The case had been set for a bench trial and after several continuations, Quates pleaded guilty on Sept. 6 to cruelty to animals. He also received a six month suspended jail sentence, had to pay a $2,000 fine and two years of unsupervised probation, Jones said. Quates was also ordered to pay the Humane Society $345 in restitution.
In March, Capt. Gerald McGough, criminal investigator, Jones, and Humane Society Officers Janet Beall and Kristy Lambeth responded to a call about animal cruelty. Neighbors had complained to both departments that horses on Quates' property looked to be severely emaciated and injured.
After further investigation, which involved taking statements from local veterinarians who had treated two horses, the decision was made to seize two of the horses that were judged to be in danger of imminent death. At the time, Quates had said the horses were sick and that was the reason they were so thin.
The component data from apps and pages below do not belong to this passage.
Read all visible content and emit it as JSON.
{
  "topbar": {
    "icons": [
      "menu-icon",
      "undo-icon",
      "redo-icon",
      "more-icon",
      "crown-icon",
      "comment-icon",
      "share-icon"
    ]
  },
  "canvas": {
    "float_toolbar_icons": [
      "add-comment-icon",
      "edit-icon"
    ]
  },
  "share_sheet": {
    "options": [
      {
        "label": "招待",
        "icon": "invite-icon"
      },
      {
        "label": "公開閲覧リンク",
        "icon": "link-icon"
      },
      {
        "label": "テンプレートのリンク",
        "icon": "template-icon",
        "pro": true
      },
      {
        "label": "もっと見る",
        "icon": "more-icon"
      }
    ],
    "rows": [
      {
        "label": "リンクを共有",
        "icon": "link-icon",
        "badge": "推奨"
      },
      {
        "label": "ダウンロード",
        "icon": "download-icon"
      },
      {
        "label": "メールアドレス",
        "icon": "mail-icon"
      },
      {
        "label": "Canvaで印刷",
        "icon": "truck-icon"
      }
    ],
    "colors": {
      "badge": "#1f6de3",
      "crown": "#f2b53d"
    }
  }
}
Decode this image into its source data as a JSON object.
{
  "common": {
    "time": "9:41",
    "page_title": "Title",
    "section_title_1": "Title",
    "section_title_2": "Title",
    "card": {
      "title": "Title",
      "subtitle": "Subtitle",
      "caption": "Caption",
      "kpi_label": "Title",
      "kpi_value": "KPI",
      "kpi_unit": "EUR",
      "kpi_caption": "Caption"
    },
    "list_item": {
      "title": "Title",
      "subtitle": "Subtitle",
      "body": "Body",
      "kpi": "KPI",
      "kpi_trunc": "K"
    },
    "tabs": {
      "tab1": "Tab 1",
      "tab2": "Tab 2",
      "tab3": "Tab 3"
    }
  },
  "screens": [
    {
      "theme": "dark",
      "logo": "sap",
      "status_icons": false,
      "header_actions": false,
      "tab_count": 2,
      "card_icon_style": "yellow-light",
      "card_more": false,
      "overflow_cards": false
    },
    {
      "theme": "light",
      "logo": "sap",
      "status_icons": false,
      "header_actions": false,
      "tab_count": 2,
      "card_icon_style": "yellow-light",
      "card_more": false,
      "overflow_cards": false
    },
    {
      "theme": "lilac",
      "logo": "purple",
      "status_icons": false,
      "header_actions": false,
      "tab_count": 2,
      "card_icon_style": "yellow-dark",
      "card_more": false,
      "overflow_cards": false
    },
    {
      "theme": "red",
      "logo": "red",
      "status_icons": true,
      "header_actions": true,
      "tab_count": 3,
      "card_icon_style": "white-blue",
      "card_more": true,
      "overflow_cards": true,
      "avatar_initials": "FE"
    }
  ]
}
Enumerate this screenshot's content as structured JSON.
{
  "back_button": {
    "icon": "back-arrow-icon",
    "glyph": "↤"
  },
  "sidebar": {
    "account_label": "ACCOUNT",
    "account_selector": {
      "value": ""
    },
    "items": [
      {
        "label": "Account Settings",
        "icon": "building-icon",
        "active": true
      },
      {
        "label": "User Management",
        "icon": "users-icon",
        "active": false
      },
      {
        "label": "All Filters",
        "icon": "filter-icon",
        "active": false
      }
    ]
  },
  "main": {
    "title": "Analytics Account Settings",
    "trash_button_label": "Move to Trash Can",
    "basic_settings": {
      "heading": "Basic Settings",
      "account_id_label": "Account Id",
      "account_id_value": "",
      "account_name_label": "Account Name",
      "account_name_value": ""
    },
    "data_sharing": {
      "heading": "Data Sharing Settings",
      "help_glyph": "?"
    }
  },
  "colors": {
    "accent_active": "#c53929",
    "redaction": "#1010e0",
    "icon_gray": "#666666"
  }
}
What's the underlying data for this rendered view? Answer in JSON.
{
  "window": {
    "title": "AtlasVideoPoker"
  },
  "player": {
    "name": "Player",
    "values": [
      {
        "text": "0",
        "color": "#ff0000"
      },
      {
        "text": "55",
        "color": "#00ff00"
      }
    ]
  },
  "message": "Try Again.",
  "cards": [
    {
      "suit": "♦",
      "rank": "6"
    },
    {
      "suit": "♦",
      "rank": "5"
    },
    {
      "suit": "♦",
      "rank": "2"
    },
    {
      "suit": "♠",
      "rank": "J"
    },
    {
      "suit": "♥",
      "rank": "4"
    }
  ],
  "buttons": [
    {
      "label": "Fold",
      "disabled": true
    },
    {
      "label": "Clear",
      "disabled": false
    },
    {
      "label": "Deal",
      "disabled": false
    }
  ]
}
Quates eventually surrendered the horses.
However, while at the Humane Society the next morning, it was determined by a veterinarian that the down horses were due to dehydration and starvation. Jones said that one of the horses, Katie, a paint mare, had to be put down because she was “too far gone.”
Cherokee, a male Palomino, was given vitamin B injections, fed adequate hay, de-wormed and given several shots. Cherokee stayed at the Humane Society for 10 days and was adopted out to a family where he remains today.
Jones said that there were other horses on Quates' property that were his, but they weren't as bad looking as the two seized.
The purpose of the Humane Society, Jones said, is to seize animals that are in imminent danger. She said that people often had a misconception about the Humane Society.